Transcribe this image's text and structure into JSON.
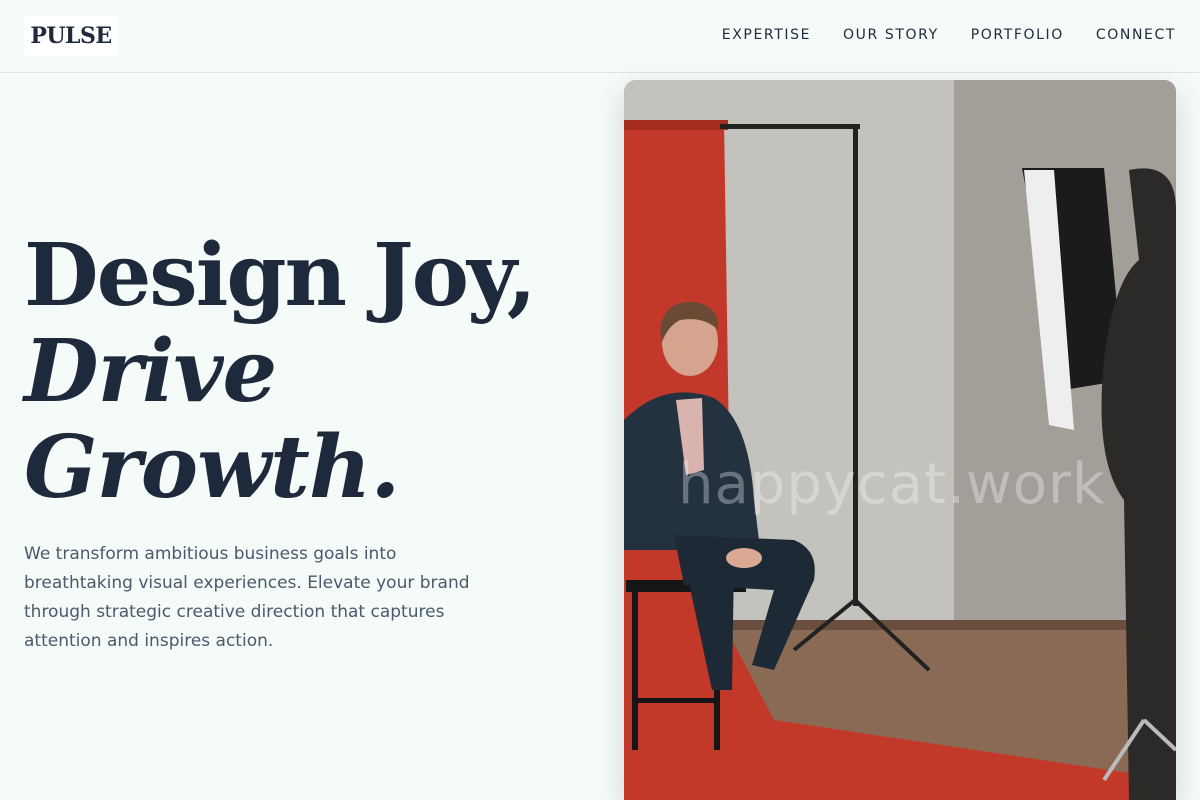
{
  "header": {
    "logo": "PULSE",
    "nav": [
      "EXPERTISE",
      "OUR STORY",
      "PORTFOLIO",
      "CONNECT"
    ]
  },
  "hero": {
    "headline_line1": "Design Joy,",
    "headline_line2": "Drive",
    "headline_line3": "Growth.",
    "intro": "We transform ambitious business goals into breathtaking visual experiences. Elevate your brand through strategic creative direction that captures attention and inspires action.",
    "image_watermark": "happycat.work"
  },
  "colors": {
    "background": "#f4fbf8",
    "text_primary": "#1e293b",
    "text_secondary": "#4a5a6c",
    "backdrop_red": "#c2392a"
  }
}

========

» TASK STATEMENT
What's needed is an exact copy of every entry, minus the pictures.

» ANSWER TO THIS TASK
Transcribe this image's text and structure into JSON.
{
  "header": {
    "logo": "PULSE",
    "nav": [
      "EXPERTISE",
      "OUR STORY",
      "PORTFOLIO",
      "CONNECT"
    ]
  },
  "hero": {
    "headline_line1": "Design Joy,",
    "headline_line2": "Drive",
    "headline_line3": "Growth.",
    "intro": "We transform ambitious business goals into breathtaking visual experiences. Elevate your brand through strategic creative direction that captures attention and inspires action.",
    "image_watermark": "happycat.work"
  },
  "colors": {
    "background": "#f4fbf8",
    "text_primary": "#1e293b",
    "text_secondary": "#4a5a6c",
    "backdrop_red": "#c2392a"
  }
}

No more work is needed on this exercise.